It will take "a phased approach over many months and years" for TPC Group to remove hazardous materials from its Port Neches, Texas, butadiene extraction facility and restore its operations in the wake of a disastrous conflagration that occurred in November.
Two explosions rocked the TPC plant Nov. 27 and resulted in two butadiene-fueled fires. In all, five towers and 12 tanks were damaged at the site, according to a spokeswoman.
Butadiene is a feedstock for ABS resins and styrenic block copolymers. It also can be used to make adiponitrile, which is a feedstock for nylon 6/6 resin.
"Response efforts at TPC Group Port Neches Operations remain focused on safely bringing the event to an end," a TPC spokeswoman said, noting that the company is securing equipment and minimizing impact on the environment and community.
The facility, which has an annual butadiene extraction capacity of 426,000 metric tons, was closed indefinitely, and some 60,000 Port Neches residents were evacuated for three days after the blasts.
The plant's 175 employees were paid to the end of the year before being placed on indefinite layoff.
TPC is continuing the removal of inventory at Port Neches, which required the restart of some equipment at the site, she said.
"Based on successful mechanical integrity inspections of tanks and equipment, the company initiated the flow of materials from tanks for barge loading," she said.
TPC has made significant progress in transferring high-purity 1,3-butadiene, the spokeswoman said.

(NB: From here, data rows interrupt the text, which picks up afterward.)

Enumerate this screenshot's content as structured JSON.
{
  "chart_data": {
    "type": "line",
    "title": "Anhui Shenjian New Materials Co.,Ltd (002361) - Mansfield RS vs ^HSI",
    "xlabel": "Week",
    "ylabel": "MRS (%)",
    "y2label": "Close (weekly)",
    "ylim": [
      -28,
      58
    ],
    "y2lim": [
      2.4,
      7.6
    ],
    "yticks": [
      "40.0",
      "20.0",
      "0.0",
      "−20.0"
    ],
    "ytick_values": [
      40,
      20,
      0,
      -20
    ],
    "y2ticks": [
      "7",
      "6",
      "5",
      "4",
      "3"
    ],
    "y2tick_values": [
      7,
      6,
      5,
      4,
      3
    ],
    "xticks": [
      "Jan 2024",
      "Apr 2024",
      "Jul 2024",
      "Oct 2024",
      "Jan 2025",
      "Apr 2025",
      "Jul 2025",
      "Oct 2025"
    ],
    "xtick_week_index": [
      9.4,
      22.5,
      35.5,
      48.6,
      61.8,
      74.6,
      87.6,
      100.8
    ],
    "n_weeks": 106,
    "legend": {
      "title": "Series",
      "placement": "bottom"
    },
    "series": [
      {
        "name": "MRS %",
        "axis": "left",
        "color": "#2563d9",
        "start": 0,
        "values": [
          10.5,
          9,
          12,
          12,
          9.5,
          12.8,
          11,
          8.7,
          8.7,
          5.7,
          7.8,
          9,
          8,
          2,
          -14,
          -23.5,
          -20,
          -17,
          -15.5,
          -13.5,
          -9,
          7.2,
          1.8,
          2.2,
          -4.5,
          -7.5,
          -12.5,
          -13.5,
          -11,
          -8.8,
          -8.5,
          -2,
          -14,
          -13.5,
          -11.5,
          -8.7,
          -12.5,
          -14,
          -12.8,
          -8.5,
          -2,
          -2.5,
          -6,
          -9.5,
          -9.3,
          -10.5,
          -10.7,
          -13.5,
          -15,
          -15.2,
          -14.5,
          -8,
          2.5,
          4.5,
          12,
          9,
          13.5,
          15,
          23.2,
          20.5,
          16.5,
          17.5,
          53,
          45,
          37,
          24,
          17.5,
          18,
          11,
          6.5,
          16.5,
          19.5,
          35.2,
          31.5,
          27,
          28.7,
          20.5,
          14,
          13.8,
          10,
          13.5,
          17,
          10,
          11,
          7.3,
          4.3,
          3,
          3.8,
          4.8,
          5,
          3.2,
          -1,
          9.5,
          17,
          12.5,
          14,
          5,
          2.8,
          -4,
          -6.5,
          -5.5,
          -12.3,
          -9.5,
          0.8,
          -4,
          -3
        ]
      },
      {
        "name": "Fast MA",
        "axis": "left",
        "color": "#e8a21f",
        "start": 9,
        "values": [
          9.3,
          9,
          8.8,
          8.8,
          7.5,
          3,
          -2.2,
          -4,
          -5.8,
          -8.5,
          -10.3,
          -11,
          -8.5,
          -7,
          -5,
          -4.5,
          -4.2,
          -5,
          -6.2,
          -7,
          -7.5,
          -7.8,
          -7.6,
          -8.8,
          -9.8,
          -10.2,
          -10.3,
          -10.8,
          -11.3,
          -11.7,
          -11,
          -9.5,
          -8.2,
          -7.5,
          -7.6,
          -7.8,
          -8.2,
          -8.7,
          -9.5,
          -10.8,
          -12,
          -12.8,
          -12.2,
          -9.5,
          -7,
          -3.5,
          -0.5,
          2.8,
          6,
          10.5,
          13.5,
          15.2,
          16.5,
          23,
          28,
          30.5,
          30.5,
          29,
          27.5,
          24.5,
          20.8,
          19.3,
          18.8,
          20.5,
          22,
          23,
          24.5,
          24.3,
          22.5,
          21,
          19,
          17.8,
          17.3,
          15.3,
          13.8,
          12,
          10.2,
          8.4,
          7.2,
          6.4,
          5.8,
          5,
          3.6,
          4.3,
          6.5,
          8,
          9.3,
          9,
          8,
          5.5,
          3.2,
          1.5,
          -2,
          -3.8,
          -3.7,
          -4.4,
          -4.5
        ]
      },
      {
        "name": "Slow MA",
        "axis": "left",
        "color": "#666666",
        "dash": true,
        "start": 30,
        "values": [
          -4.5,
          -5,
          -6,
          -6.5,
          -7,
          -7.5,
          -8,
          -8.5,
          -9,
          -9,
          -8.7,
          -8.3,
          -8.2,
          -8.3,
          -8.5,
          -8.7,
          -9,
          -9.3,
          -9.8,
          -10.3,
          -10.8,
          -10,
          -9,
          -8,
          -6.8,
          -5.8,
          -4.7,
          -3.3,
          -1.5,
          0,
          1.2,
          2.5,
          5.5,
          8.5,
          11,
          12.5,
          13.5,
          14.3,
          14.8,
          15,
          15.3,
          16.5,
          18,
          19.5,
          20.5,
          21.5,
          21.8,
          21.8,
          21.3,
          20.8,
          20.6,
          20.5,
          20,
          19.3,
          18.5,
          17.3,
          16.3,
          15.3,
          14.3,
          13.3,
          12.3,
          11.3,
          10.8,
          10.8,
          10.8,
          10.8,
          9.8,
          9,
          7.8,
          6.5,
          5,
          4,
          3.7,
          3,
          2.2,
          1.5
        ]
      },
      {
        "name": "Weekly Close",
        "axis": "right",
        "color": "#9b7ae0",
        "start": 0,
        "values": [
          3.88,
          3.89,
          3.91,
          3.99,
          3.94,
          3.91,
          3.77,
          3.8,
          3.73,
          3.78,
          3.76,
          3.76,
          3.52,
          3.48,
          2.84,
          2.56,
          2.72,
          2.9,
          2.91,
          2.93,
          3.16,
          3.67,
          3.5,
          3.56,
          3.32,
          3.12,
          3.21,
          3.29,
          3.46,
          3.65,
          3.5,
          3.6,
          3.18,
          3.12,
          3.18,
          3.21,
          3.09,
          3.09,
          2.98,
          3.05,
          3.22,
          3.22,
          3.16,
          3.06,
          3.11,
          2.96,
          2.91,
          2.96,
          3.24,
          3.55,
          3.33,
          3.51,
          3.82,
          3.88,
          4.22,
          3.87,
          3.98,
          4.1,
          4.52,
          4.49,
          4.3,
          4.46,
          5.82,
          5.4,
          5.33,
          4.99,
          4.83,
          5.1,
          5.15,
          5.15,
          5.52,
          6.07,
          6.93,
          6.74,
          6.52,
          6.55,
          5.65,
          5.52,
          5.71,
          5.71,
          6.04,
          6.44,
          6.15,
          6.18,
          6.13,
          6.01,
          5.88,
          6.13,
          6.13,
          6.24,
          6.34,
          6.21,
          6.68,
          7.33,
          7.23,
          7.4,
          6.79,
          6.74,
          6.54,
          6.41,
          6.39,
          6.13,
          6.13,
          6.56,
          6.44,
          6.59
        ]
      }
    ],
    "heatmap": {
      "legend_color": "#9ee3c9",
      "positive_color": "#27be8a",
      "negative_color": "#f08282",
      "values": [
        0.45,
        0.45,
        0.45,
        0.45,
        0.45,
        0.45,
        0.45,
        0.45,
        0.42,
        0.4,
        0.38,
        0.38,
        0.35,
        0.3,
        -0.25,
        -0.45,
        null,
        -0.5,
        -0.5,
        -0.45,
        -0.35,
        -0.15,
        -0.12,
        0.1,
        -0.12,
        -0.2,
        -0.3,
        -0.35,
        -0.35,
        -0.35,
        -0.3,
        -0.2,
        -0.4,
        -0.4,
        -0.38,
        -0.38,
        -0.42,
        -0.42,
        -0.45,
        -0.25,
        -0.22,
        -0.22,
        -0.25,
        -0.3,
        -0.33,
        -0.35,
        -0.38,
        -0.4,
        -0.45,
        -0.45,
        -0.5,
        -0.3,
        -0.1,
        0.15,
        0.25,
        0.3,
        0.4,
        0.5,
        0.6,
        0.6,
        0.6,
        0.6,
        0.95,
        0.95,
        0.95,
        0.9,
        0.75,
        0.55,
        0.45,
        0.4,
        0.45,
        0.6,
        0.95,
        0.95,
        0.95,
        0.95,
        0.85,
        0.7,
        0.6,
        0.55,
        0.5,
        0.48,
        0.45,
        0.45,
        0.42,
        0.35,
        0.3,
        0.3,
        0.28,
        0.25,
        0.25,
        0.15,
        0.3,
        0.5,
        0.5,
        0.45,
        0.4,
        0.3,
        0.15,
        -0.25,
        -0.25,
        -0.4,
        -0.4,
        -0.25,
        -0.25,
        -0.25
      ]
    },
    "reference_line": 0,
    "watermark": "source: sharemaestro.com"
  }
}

Lower-purity butadiene will be removed next, followed by process materials.
On Dec. 2, the U.S. Chemical Safety and Hazard Board and the Occupational Safety and Health Administration began investigations at the Port Neches site, according to the spokeswoman.
Also, the Agency for Toxic Substances and Disease Registry is collaborating with the U.S. Environmental Protection Agency as a third-party resource dedicated to reviewing the response plan, she said.
"TPC Group has also begun its own Root Cause Analysis to systematically process the root cause of the event, and corrective actions that will be taken," the spokeswoman said.
TPC and its employees are cooperating fully with the investigation, but it is still too early to determine the cause of the explosions, she said.
To date, there have been at least five lawsuits filed against TPC by Port Neches resident, but the company spokeswoman said that TPC cannot comment on pending litigation.